- How to Wash Your Hair and Not Get Your Face Wet
- How Often Should You Wash Your Hair
- How to Wash Your Hair in the Sink
- Should You Wash Your Hair Before a Haircut Appointment
It’s imperative for black people to maintain their beautiful tresses by following a proper hair care regimen, which begins with proper washing at the right frequency.
We hope that this article has answered all your questions and helps to dispel some of the nonsensical rumors that create a stigma among members of the black community.
Kenneth Byrd holds a BS in Accounting and Management Information Systems and an MBA from the University of Alabama at Birmingham. With over 15 years of experience, Kenneth has been dedicated to hair care since 2008, when he co-founded Curl Centric® and Natural Hair Box alongside his wife. As a team, they promote healthy hair care practices through their comprehensive platform, Curl Centric. Curl Centric is a website operated by a husband and wife team that encourages healthy hair care. At Curl Centric, we aim to help our readers take control of their hair care journey and make good decisions about products, hairstyles, and maintenance techniques.

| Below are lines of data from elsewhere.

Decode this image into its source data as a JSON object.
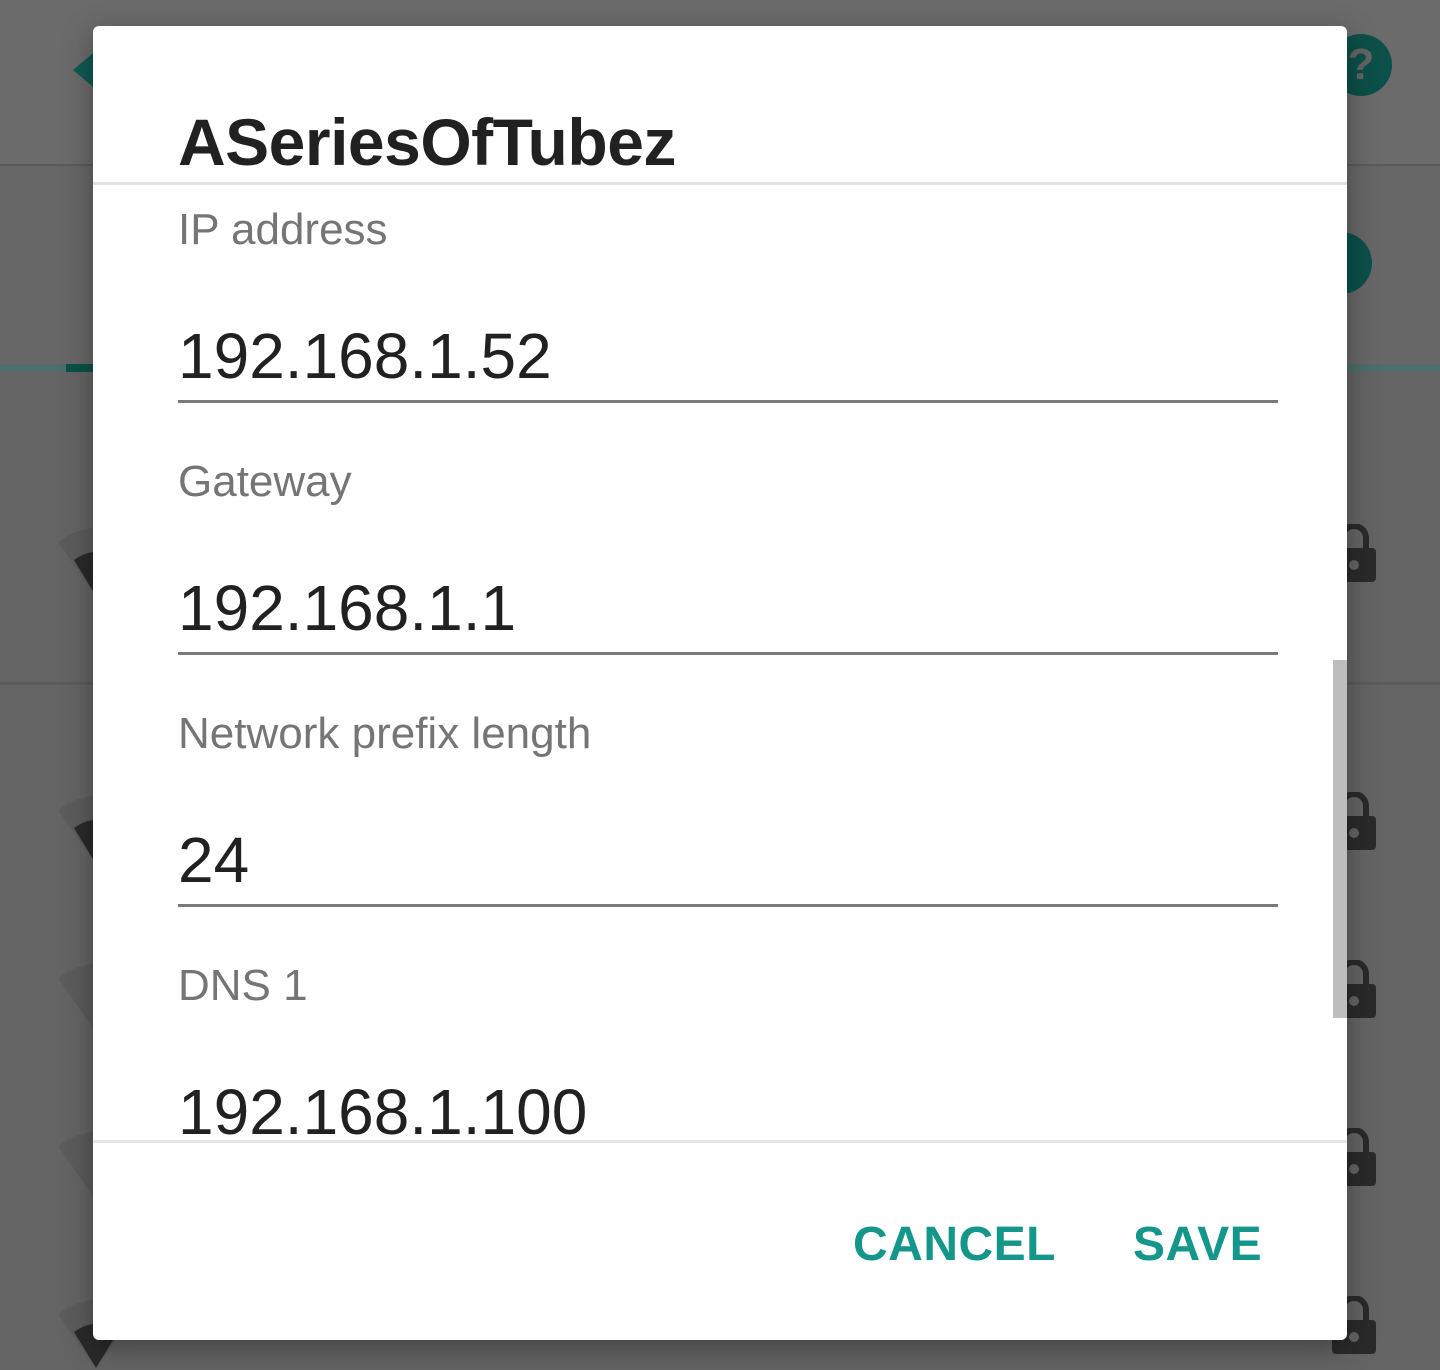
{
  "dialog": {
    "title": "ASeriesOfTubez",
    "fields": [
      {
        "label": "IP address",
        "value": "192.168.1.52"
      },
      {
        "label": "Gateway",
        "value": "192.168.1.1"
      },
      {
        "label": "Network prefix length",
        "value": "24"
      },
      {
        "label": "DNS 1",
        "value": "192.168.1.100"
      }
    ],
    "buttons": {
      "cancel": "CANCEL",
      "save": "SAVE"
    }
  },
  "background": {
    "help_icon": "?",
    "icons": [
      "back-arrow-icon",
      "help-icon",
      "wifi-icon",
      "lock-icon"
    ]
  },
  "colors": {
    "accent": "#14968a",
    "dark_teal": "#0c5049",
    "scrim": "#646464"
  }
}
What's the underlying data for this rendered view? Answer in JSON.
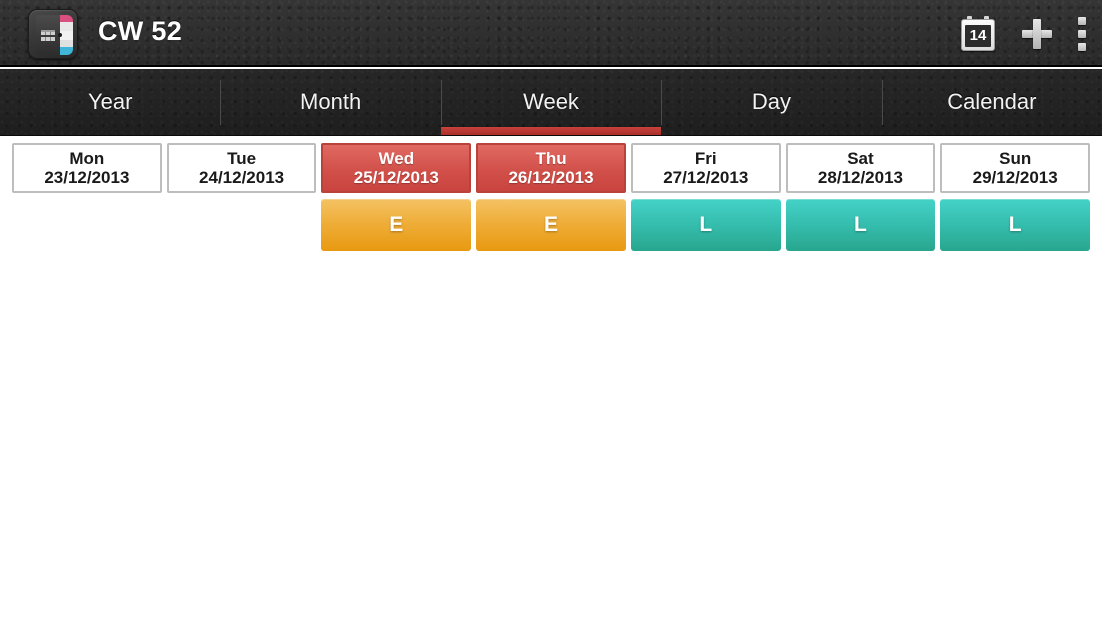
{
  "titlebar": {
    "title": "CW 52",
    "app_icon_name": "organizer-book-icon",
    "actions": [
      {
        "name": "calendar-icon",
        "label": "14"
      },
      {
        "name": "add-icon",
        "label": "+"
      },
      {
        "name": "overflow-menu-icon",
        "label": "⋮"
      }
    ]
  },
  "tabs": [
    {
      "label": "Year",
      "active": false
    },
    {
      "label": "Month",
      "active": false
    },
    {
      "label": "Week",
      "active": true
    },
    {
      "label": "Day",
      "active": false
    },
    {
      "label": "Calendar",
      "active": false
    }
  ],
  "colors": {
    "accent_red": "#c8423c",
    "holiday_red": "#d2504a",
    "shift_early_orange": "#efae3a",
    "shift_late_teal": "#35bdad",
    "titlebar_dark": "#2e2e2e",
    "tabbar_dark": "#232323"
  },
  "week": {
    "days": [
      {
        "dow": "Mon",
        "date": "23/12/2013",
        "holiday": false,
        "shift": {
          "code": "",
          "type": "none"
        }
      },
      {
        "dow": "Tue",
        "date": "24/12/2013",
        "holiday": false,
        "shift": {
          "code": "",
          "type": "none"
        }
      },
      {
        "dow": "Wed",
        "date": "25/12/2013",
        "holiday": true,
        "shift": {
          "code": "E",
          "type": "early"
        }
      },
      {
        "dow": "Thu",
        "date": "26/12/2013",
        "holiday": true,
        "shift": {
          "code": "E",
          "type": "early"
        }
      },
      {
        "dow": "Fri",
        "date": "27/12/2013",
        "holiday": false,
        "shift": {
          "code": "L",
          "type": "late"
        }
      },
      {
        "dow": "Sat",
        "date": "28/12/2013",
        "holiday": false,
        "shift": {
          "code": "L",
          "type": "late"
        }
      },
      {
        "dow": "Sun",
        "date": "29/12/2013",
        "holiday": false,
        "shift": {
          "code": "L",
          "type": "late"
        }
      }
    ]
  }
}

We also have strict editorial integrity; here’s an explanation of our editorial guidelines and how we make money.